> [EXERCISE INSTRUCTIONS] Collect every line in the records below that contains the word "icon".

> [GIVEN DATA]
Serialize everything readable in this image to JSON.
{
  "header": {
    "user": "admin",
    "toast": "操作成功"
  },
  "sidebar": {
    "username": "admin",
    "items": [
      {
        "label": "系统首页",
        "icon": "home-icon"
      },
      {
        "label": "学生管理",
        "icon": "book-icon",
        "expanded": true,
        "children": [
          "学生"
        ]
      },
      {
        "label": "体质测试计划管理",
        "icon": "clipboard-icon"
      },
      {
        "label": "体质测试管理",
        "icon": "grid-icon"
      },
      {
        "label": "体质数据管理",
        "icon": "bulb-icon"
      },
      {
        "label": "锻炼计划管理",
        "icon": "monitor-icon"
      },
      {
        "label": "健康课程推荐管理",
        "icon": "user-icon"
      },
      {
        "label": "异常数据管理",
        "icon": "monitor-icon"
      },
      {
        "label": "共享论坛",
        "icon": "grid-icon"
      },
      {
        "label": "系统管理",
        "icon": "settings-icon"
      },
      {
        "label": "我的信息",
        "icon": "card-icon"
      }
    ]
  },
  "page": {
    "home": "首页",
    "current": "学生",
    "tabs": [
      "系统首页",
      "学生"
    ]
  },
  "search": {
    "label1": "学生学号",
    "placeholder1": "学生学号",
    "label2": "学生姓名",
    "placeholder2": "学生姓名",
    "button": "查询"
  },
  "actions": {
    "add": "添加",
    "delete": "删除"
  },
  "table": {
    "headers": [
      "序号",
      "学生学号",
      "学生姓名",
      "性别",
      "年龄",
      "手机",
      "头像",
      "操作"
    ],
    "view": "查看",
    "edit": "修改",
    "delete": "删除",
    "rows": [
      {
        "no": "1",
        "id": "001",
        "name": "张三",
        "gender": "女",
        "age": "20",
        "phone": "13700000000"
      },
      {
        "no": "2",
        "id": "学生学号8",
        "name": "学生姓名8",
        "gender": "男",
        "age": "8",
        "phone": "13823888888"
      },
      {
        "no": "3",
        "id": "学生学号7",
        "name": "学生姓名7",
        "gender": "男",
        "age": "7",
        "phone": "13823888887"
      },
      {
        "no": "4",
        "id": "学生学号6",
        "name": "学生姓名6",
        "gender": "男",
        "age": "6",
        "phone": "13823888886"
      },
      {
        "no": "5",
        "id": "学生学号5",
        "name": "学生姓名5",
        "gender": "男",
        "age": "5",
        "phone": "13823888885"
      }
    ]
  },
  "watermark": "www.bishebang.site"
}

> [WRITTEN RESPONSE]
        "icon": "home-icon"
        "icon": "book-icon",
        "icon": "clipboard-icon"
        "icon": "grid-icon"
        "icon": "bulb-icon"
        "icon": "monitor-icon"
        "icon": "user-icon"
        "icon": "monitor-icon"
        "icon": "grid-icon"
        "icon": "settings-icon"
        "icon": "card-icon"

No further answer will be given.